All interested in the meetings of the Red Rock Association should bear in mind the date for the next meeting, Tuesday evening, Sept. 19, at the church.

Road improvements are progressing. Extensions are being added to all bridges. The largest number of men employed in any one day so far was 93. This week ten men were removed from here to work on the Taconic Park Development near Bash Bish Falls.

Transcribed from: The Chatham Courier, September 1933



County Supt. Reports On Highway Jobs Program.

The Red Rock road project, a hold-over job from last year, with 227 men employed, is expected to be completed about the middle of August, according to an oral report of road construction in the county given by Superintendent of Highways L. Proceus Hover before the Board of Supervisors last Friday. A new project will be started immediately upon completion of this work.

Nineteen men are employed on the Hillsdale road, also a hold-over, twenty- three are working on the Churchtown-East Taghkanic road and nineteen on the Linlithgo-Livingston highway. Twenty-four men are listed on the Elizaville project which has just been set up and twenty-four more will be employed there in two wecks. Approximately twenty-four also will go to work on the proposed Chatham Center-North Chatham highway.

It was pointed out by the Superintendent that no man can work over four days a week on highways and period rounds down so that one full-week man employed means practically twice that number working in the total part time.

Under the present schedule the money appropriated will carry the work until December 1, Mr. Hover said, with three new jobs to be started in the next three weeks. A minimum of forty men will be used on the Stuyvesant-Kinderhook road and there will be eight miles of surfacing done on the Livingston-Elizaville road, employing about twenty. Five miles of resurfacing must be done on the Aneramdale road and twenty will be employed in resurfacing from Copake to West Copake.

Transcribed from: The Courier, Thursday, July 12, 1934



County Withdrawal On Tuesday Night Was Shutdown Cause.

Hope to Complete No. Chatham Bridge Before Halt.

Construction of the Red Rock road which was rumored suspended indefinitely after a shutdown on Tuesday night, was scheduled to be resumed today under TERA auspices entirely, according to Lloyd M. Nicholson, county TERA executive.

The work has been carried on as a regular county highway project, with TERA furnishing only a small percentage of the labor and the project has been financed from the fund allotted to highway work, which was approximatcly forty-live per cent of the allotment to the county for relief labor.

The Red Rock job is about ninety-five per cent completed, Mr. Nicholson said, and will be finished soon. Approximately twelve men will be employed in graveling and otherwise completing, the project. Some of these will be transferred from the Copake road job.

The Red Rock project is one of six highway jobs being returned to TERA auspices. Of these, the Ancram highway is fifty per cent complete; North Chatham-Chatham Center, thirty-three per cent; Gallatin, forty per cent; Hillsdale, ninety-five per cent; Livingston eighty per cent; and Red Rock ninety-five per cent. The county is withdrawing from these projects at this time because of the state’s demand that highway cquipment be placed in winter storage before bad weather prevents its being moved. Considerable equipment was thus marooned last winter, it was said.
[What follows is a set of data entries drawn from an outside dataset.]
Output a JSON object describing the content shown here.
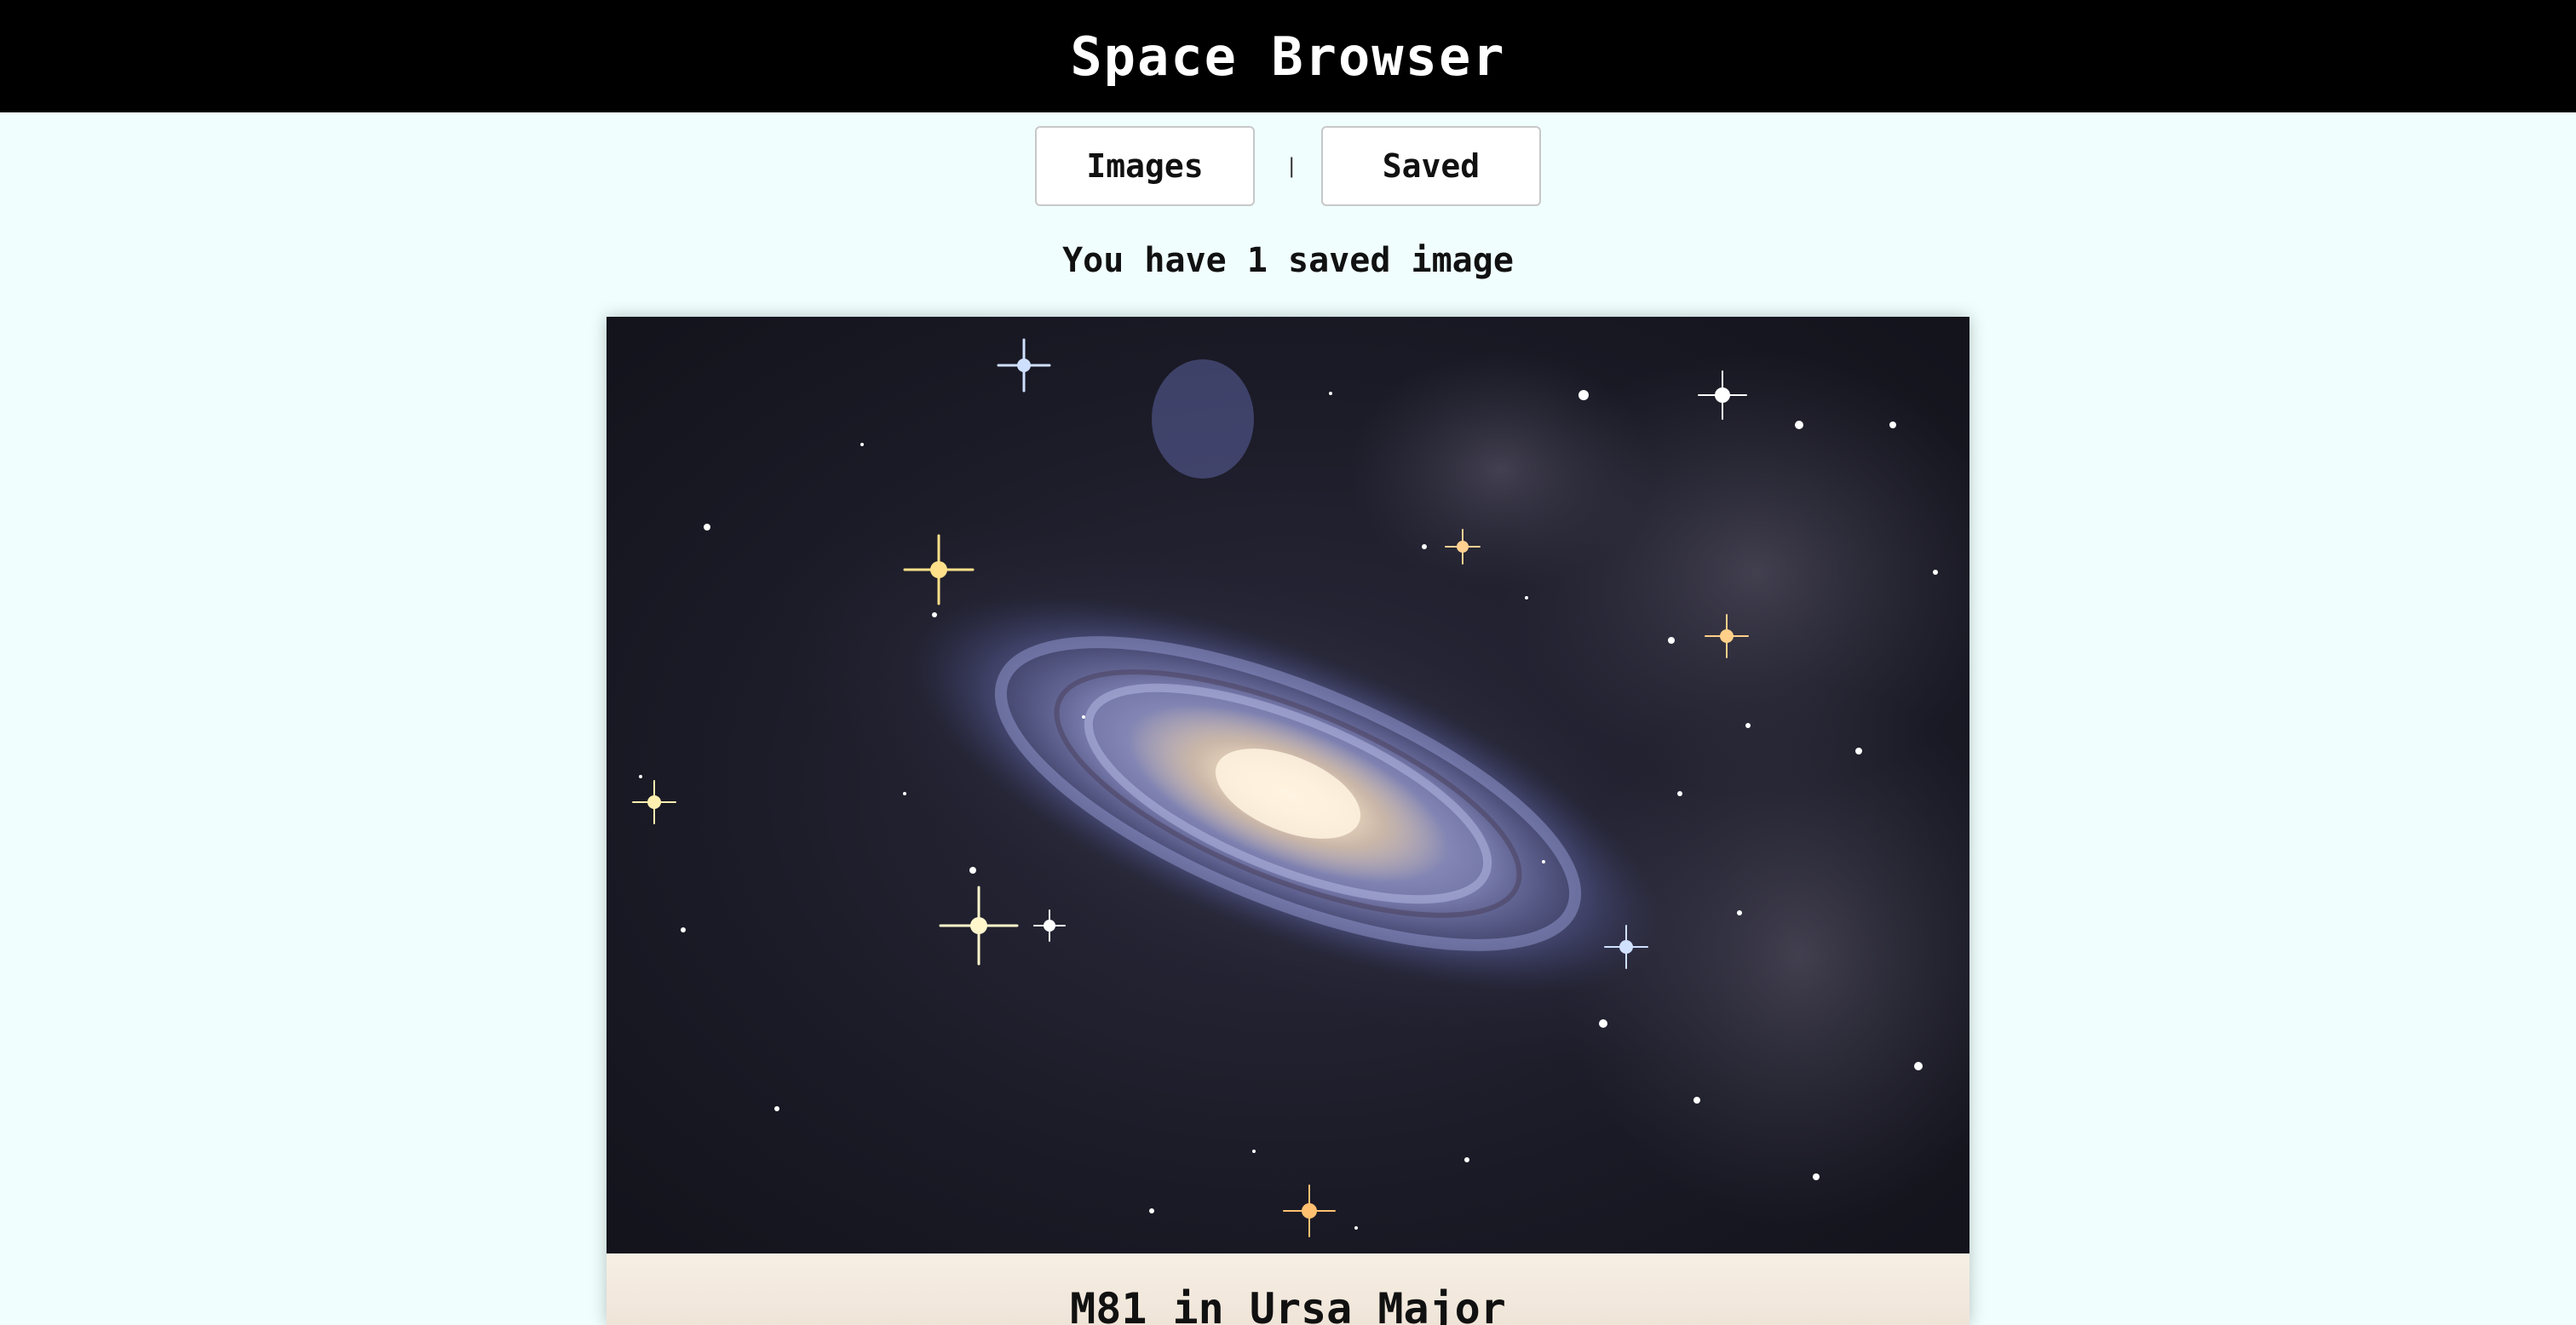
{
  "app": {
    "title": "Space Browser"
  },
  "nav": {
    "images_label": "Images",
    "separator": "|",
    "saved_label": "Saved"
  },
  "status": {
    "text": "You have 1 saved image"
  },
  "saved_images": [
    {
      "title": "M81 in Ursa Major",
      "image_icon": "spiral-galaxy-image"
    }
  ]
}
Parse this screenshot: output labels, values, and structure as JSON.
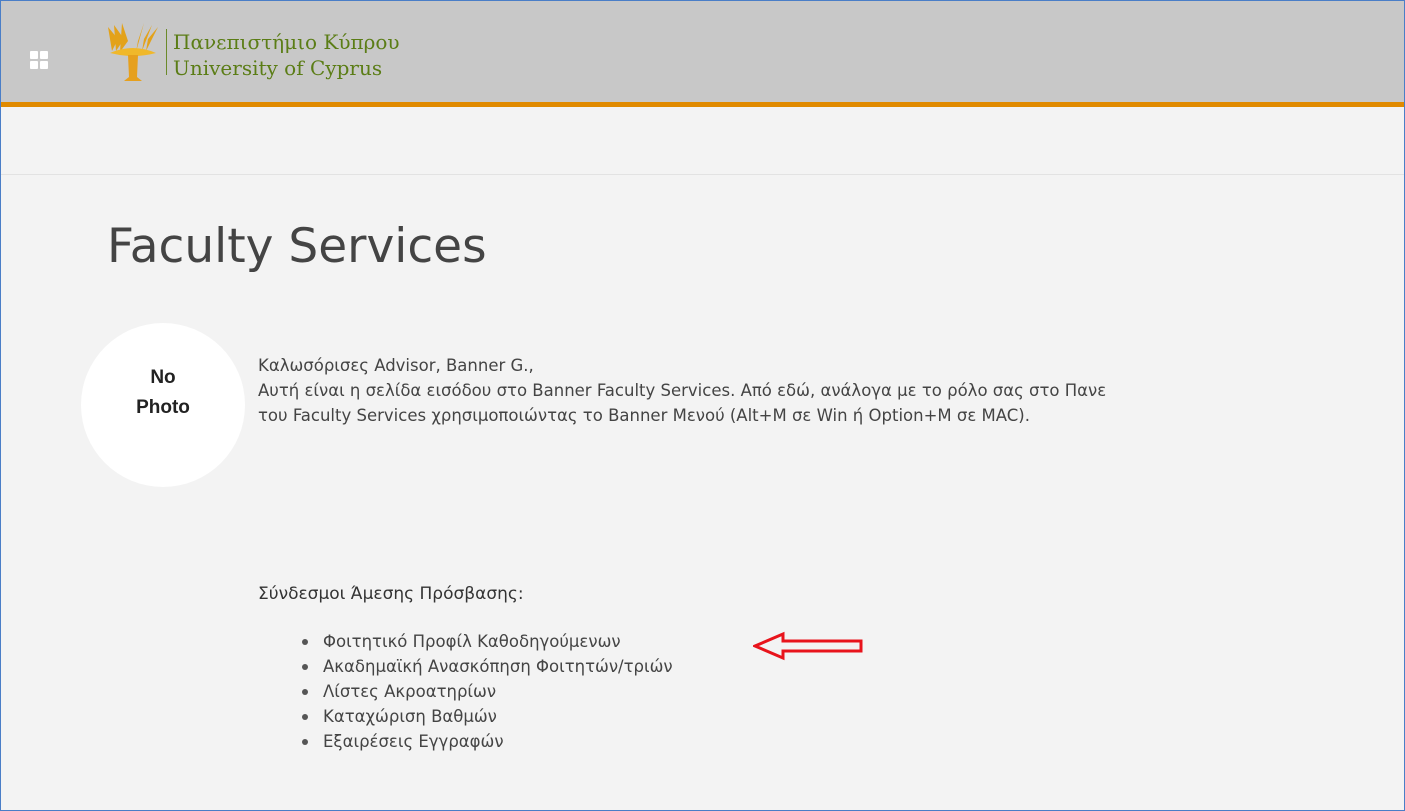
{
  "header": {
    "logo_greek": "Πανεπιστήμιο Κύπρου",
    "logo_english": "University of Cyprus",
    "accent_color": "#e08a00",
    "bar_color": "#c8c8c8",
    "apps_icon": "apps-grid-icon"
  },
  "main": {
    "title": "Faculty Services",
    "avatar_line1": "No",
    "avatar_line2": "Photo",
    "welcome_line1": "Καλωσόρισες Advisor, Banner G.,",
    "welcome_line2": "Αυτή είναι η σελίδα εισόδου στο Banner Faculty Services. Από εδώ, ανάλογα με το ρόλο σας στο Πανε",
    "welcome_line3": "του Faculty Services χρησιμοποιώντας το Banner Μενού (Alt+M σε Win ή Option+M σε MAC).",
    "links_heading": "Σύνδεσμοι Άμεσης Πρόσβασης:",
    "links": [
      "Φοιτητικό Προφίλ Καθοδηγούμενων",
      "Ακαδημαϊκή Ανασκόπηση Φοιτητών/τριών",
      "Λίστες Ακροατηρίων",
      "Καταχώριση Βαθμών",
      "Εξαιρέσεις Εγγραφών"
    ],
    "annotation_color": "#e8131b",
    "annotation_icon": "red-arrow-icon"
  }
}
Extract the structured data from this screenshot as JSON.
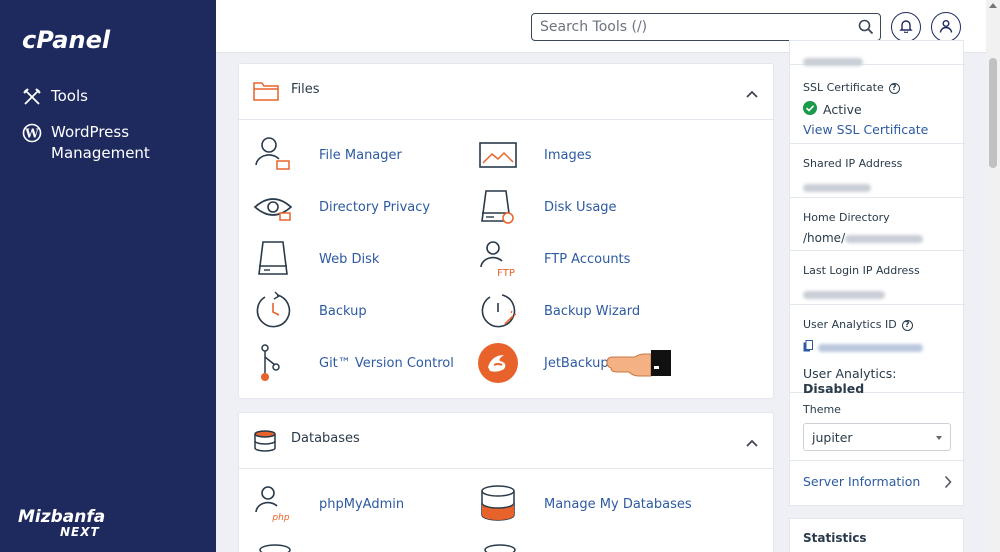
{
  "app": {
    "logo": "cPanel",
    "brand_line1": "Mizbanfa",
    "brand_line2": "NEXT"
  },
  "sidebar": {
    "items": [
      {
        "label": "Tools",
        "icon": "tools-icon"
      },
      {
        "label": "WordPress Management",
        "icon": "wordpress-icon"
      }
    ]
  },
  "header": {
    "search_placeholder": "Search Tools (/)",
    "icons": [
      "search-icon",
      "bell-icon",
      "user-icon"
    ]
  },
  "files": {
    "title": "Files",
    "tools": [
      {
        "label": "File Manager",
        "icon": "file-manager-icon"
      },
      {
        "label": "Images",
        "icon": "images-icon"
      },
      {
        "label": "Directory Privacy",
        "icon": "directory-privacy-icon"
      },
      {
        "label": "Disk Usage",
        "icon": "disk-usage-icon"
      },
      {
        "label": "Web Disk",
        "icon": "web-disk-icon"
      },
      {
        "label": "FTP Accounts",
        "icon": "ftp-accounts-icon"
      },
      {
        "label": "Backup",
        "icon": "backup-icon"
      },
      {
        "label": "Backup Wizard",
        "icon": "backup-wizard-icon"
      },
      {
        "label": "Git™ Version Control",
        "icon": "git-icon"
      },
      {
        "label": "JetBackup 5",
        "icon": "jetbackup-icon"
      }
    ]
  },
  "databases": {
    "title": "Databases",
    "tools": [
      {
        "label": "phpMyAdmin",
        "icon": "phpmyadmin-icon"
      },
      {
        "label": "Manage My Databases",
        "icon": "manage-databases-icon"
      }
    ]
  },
  "info": {
    "ssl_label": "SSL Certificate",
    "ssl_status": "Active",
    "ssl_link": "View SSL Certificate",
    "shared_ip_label": "Shared IP Address",
    "home_dir_label": "Home Directory",
    "home_dir_value": "/home/",
    "last_login_label": "Last Login IP Address",
    "analytics_id_label": "User Analytics ID",
    "analytics_prefix": "User Analytics:",
    "analytics_value": "Disabled",
    "theme_label": "Theme",
    "theme_value": "jupiter",
    "server_info": "Server Information",
    "statistics": "Statistics"
  },
  "colors": {
    "sidebar": "#1e2a5e",
    "link": "#2d5aa0",
    "accent_orange": "#e8632b",
    "success": "#1a9a4a"
  }
}
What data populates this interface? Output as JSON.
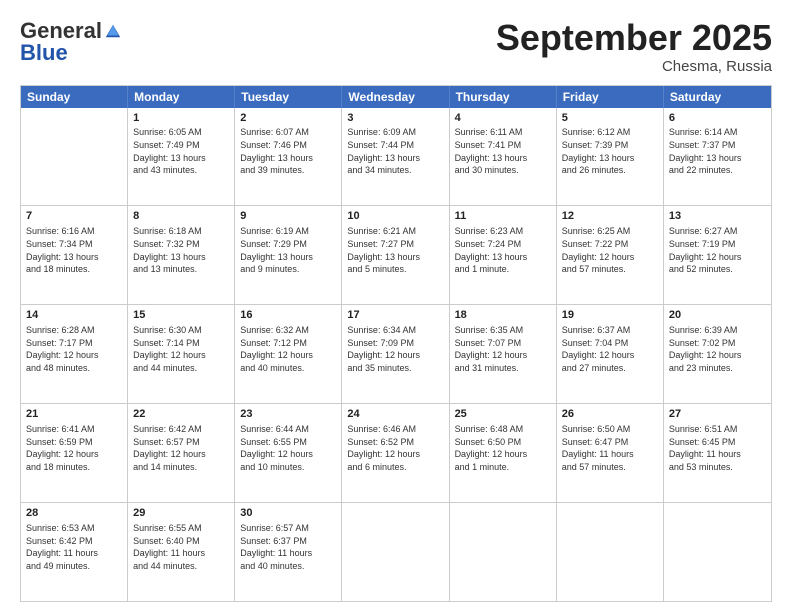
{
  "header": {
    "logo_general": "General",
    "logo_blue": "Blue",
    "month_title": "September 2025",
    "location": "Chesma, Russia"
  },
  "days_of_week": [
    "Sunday",
    "Monday",
    "Tuesday",
    "Wednesday",
    "Thursday",
    "Friday",
    "Saturday"
  ],
  "weeks": [
    [
      {
        "day": "",
        "info": ""
      },
      {
        "day": "1",
        "info": "Sunrise: 6:05 AM\nSunset: 7:49 PM\nDaylight: 13 hours\nand 43 minutes."
      },
      {
        "day": "2",
        "info": "Sunrise: 6:07 AM\nSunset: 7:46 PM\nDaylight: 13 hours\nand 39 minutes."
      },
      {
        "day": "3",
        "info": "Sunrise: 6:09 AM\nSunset: 7:44 PM\nDaylight: 13 hours\nand 34 minutes."
      },
      {
        "day": "4",
        "info": "Sunrise: 6:11 AM\nSunset: 7:41 PM\nDaylight: 13 hours\nand 30 minutes."
      },
      {
        "day": "5",
        "info": "Sunrise: 6:12 AM\nSunset: 7:39 PM\nDaylight: 13 hours\nand 26 minutes."
      },
      {
        "day": "6",
        "info": "Sunrise: 6:14 AM\nSunset: 7:37 PM\nDaylight: 13 hours\nand 22 minutes."
      }
    ],
    [
      {
        "day": "7",
        "info": "Sunrise: 6:16 AM\nSunset: 7:34 PM\nDaylight: 13 hours\nand 18 minutes."
      },
      {
        "day": "8",
        "info": "Sunrise: 6:18 AM\nSunset: 7:32 PM\nDaylight: 13 hours\nand 13 minutes."
      },
      {
        "day": "9",
        "info": "Sunrise: 6:19 AM\nSunset: 7:29 PM\nDaylight: 13 hours\nand 9 minutes."
      },
      {
        "day": "10",
        "info": "Sunrise: 6:21 AM\nSunset: 7:27 PM\nDaylight: 13 hours\nand 5 minutes."
      },
      {
        "day": "11",
        "info": "Sunrise: 6:23 AM\nSunset: 7:24 PM\nDaylight: 13 hours\nand 1 minute."
      },
      {
        "day": "12",
        "info": "Sunrise: 6:25 AM\nSunset: 7:22 PM\nDaylight: 12 hours\nand 57 minutes."
      },
      {
        "day": "13",
        "info": "Sunrise: 6:27 AM\nSunset: 7:19 PM\nDaylight: 12 hours\nand 52 minutes."
      }
    ],
    [
      {
        "day": "14",
        "info": "Sunrise: 6:28 AM\nSunset: 7:17 PM\nDaylight: 12 hours\nand 48 minutes."
      },
      {
        "day": "15",
        "info": "Sunrise: 6:30 AM\nSunset: 7:14 PM\nDaylight: 12 hours\nand 44 minutes."
      },
      {
        "day": "16",
        "info": "Sunrise: 6:32 AM\nSunset: 7:12 PM\nDaylight: 12 hours\nand 40 minutes."
      },
      {
        "day": "17",
        "info": "Sunrise: 6:34 AM\nSunset: 7:09 PM\nDaylight: 12 hours\nand 35 minutes."
      },
      {
        "day": "18",
        "info": "Sunrise: 6:35 AM\nSunset: 7:07 PM\nDaylight: 12 hours\nand 31 minutes."
      },
      {
        "day": "19",
        "info": "Sunrise: 6:37 AM\nSunset: 7:04 PM\nDaylight: 12 hours\nand 27 minutes."
      },
      {
        "day": "20",
        "info": "Sunrise: 6:39 AM\nSunset: 7:02 PM\nDaylight: 12 hours\nand 23 minutes."
      }
    ],
    [
      {
        "day": "21",
        "info": "Sunrise: 6:41 AM\nSunset: 6:59 PM\nDaylight: 12 hours\nand 18 minutes."
      },
      {
        "day": "22",
        "info": "Sunrise: 6:42 AM\nSunset: 6:57 PM\nDaylight: 12 hours\nand 14 minutes."
      },
      {
        "day": "23",
        "info": "Sunrise: 6:44 AM\nSunset: 6:55 PM\nDaylight: 12 hours\nand 10 minutes."
      },
      {
        "day": "24",
        "info": "Sunrise: 6:46 AM\nSunset: 6:52 PM\nDaylight: 12 hours\nand 6 minutes."
      },
      {
        "day": "25",
        "info": "Sunrise: 6:48 AM\nSunset: 6:50 PM\nDaylight: 12 hours\nand 1 minute."
      },
      {
        "day": "26",
        "info": "Sunrise: 6:50 AM\nSunset: 6:47 PM\nDaylight: 11 hours\nand 57 minutes."
      },
      {
        "day": "27",
        "info": "Sunrise: 6:51 AM\nSunset: 6:45 PM\nDaylight: 11 hours\nand 53 minutes."
      }
    ],
    [
      {
        "day": "28",
        "info": "Sunrise: 6:53 AM\nSunset: 6:42 PM\nDaylight: 11 hours\nand 49 minutes."
      },
      {
        "day": "29",
        "info": "Sunrise: 6:55 AM\nSunset: 6:40 PM\nDaylight: 11 hours\nand 44 minutes."
      },
      {
        "day": "30",
        "info": "Sunrise: 6:57 AM\nSunset: 6:37 PM\nDaylight: 11 hours\nand 40 minutes."
      },
      {
        "day": "",
        "info": ""
      },
      {
        "day": "",
        "info": ""
      },
      {
        "day": "",
        "info": ""
      },
      {
        "day": "",
        "info": ""
      }
    ]
  ]
}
Work, under the TERA, however, will be continued at Ancram where it is understood the township will furnish its trucks and equipment without cost; at Gallatin, which will be completed to about fifty per cent; and Hillsdale, which will be finished entirely.

Efforts will be made to complete the bridge on the North Chatham-Chatham Center highway and as much of the road as possible before weather halts the work. The Churchtown-Taghkanic-Copake road project has been completed. The Ancramdale road, which was built last year, has been topped off this season and the Livingston project also will be finished.

Transcribed from: The Chatham Courier, Thursday, November 1, 1934